Why is this important? Uruguay, the first country to legalize recreational marijuana, has a state monopoly on the marijuana market, as do some Canadian provinces. No U.S. state has experimented with government-run cannabis sales before Utah passed its medical marijuana law in December 2018 — a controversial piece of legislation that replaced a voter-approved ballot initiative. The original law would have the health department license medical cannabis pharmacies along with distributing medical cannabis through county health departments. Drug policy researchers have found that state-run monopolies can minimize the public health harms of legal marijuana.
Canadian cannabis regulators have suspended the licenses of British Columbia-based Evergreen Medicinal Supply over compliance issues. It’s the second marijuana producer in the country to be sanctioned by Health Canada for noncompliance.
Health officials in Paraguay will soon begin licensing cannabis producers for its medical marijuana program. The government established a medical marijuana program in 2017 and also allows children with severe epilepsy to import cannabis-based drugs in certain cases.

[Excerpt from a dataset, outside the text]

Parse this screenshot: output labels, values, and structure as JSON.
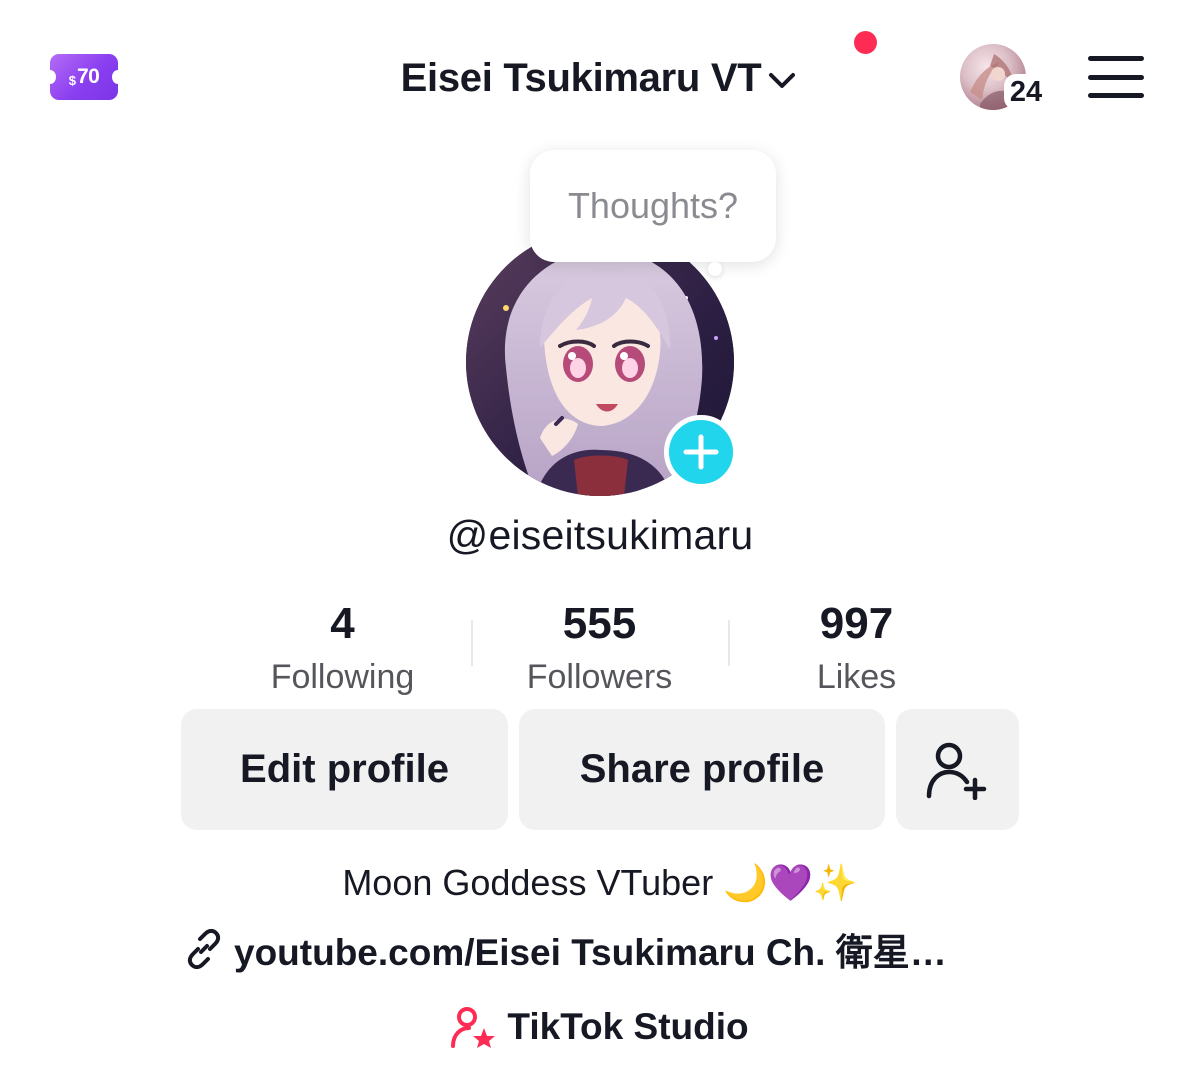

U.K. patients are criticizing a two-tiered medical marijuana system that caters to the well-off. Those with means can obtain a prescription from a private clinic that could cost more than £1,000 a month, while others are forced into the illicit market, risking prosecution. “So, because I am poor, I am forced to become a criminal. How is this fair?” said one MS patient.
Lee Applbaum and Philippa Classey have joined cannabis company Surterra Wellness as chief marketing officer and managing director, Europe, respectively. Applbaum previously served as the chief marketing officer for Patrón Tequila and Grey Goose Vodka. Classey was previously the chief marketing officer for Harmless Harvest, a brand of coconut beverages.
— A patchwork of state marijuana laws has led to some interesting marketing efforts: While Massachusetts regulators have strict rules on marijuana ads, they do not ban advertising out of state (where the drug might be illegal).
— Without EPA regulations on marijuana pesticides, states are left to their own devices when coming up with cannabis cultivation rules. But state regulators have little data to determine standards for the crop.
— A Colorado hemp company has offered to settle a case with the Idaho State Police if the agency returns $1.3 million in hemp that it seized in a marijuana trafficking case. The company just wants its hemp back and to continue “shipping its lawful product through Idaho in interstate commerce.”